» **ACTIVITY**
Search the data for the string "JSON" and extract every line where it appears.

Data excerpts:
::::::

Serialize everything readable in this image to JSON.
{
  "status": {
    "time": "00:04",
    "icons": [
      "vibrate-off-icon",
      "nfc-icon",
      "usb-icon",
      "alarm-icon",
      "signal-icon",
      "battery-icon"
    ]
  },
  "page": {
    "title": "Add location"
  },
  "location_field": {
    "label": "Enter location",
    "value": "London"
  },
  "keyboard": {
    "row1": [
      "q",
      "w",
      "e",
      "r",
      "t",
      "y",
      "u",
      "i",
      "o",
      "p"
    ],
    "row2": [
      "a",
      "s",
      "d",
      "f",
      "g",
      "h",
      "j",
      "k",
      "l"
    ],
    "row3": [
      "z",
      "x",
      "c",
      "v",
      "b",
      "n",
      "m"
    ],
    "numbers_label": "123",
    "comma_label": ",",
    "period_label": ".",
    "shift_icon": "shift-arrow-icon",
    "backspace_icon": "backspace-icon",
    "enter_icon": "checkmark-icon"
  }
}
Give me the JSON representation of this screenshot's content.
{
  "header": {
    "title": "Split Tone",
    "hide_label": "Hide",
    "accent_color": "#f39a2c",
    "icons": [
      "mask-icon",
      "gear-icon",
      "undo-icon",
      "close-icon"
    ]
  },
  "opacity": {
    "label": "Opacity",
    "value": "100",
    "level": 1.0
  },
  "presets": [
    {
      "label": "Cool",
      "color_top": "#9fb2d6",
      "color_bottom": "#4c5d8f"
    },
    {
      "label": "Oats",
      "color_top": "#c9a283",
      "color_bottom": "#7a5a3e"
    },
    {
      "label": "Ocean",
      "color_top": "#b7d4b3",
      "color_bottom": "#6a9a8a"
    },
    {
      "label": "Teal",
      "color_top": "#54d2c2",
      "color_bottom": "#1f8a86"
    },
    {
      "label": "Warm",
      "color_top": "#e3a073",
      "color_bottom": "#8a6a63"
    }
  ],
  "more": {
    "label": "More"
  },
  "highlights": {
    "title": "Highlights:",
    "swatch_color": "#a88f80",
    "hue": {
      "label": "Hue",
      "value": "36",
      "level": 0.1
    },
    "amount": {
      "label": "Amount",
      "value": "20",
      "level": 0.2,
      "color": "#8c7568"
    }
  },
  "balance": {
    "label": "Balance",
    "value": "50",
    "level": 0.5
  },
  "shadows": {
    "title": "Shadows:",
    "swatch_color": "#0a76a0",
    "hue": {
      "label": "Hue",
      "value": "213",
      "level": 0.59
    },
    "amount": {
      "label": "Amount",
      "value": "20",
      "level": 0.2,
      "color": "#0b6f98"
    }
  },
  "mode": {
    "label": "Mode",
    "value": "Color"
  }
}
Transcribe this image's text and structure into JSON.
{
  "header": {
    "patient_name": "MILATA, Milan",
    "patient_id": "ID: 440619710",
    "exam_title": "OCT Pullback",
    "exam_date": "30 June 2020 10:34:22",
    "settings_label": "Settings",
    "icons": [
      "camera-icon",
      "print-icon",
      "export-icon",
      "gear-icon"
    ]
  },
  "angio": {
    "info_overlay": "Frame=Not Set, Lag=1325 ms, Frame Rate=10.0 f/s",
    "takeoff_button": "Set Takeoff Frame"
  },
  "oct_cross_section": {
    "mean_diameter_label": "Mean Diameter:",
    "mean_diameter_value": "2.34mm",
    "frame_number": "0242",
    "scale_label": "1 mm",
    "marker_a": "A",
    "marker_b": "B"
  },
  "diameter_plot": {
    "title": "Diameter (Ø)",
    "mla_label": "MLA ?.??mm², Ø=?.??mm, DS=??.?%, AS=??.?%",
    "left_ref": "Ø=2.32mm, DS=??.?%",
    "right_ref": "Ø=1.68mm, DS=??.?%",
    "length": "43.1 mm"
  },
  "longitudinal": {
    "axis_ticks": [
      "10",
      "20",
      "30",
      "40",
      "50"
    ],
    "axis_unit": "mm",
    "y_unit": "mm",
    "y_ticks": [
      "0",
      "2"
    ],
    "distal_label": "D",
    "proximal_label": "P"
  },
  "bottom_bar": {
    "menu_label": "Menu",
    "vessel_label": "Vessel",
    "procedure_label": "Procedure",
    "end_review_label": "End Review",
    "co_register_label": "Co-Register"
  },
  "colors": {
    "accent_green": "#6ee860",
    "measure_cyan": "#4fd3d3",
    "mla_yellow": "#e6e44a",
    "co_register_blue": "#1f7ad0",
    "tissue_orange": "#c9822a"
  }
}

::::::

» **EXERCISE OUTPUT**
Serialize everything readable in this image to JSON.
Give me the JSON representation of this screenshot's content.
Transcribe this image's text and structure into JSON.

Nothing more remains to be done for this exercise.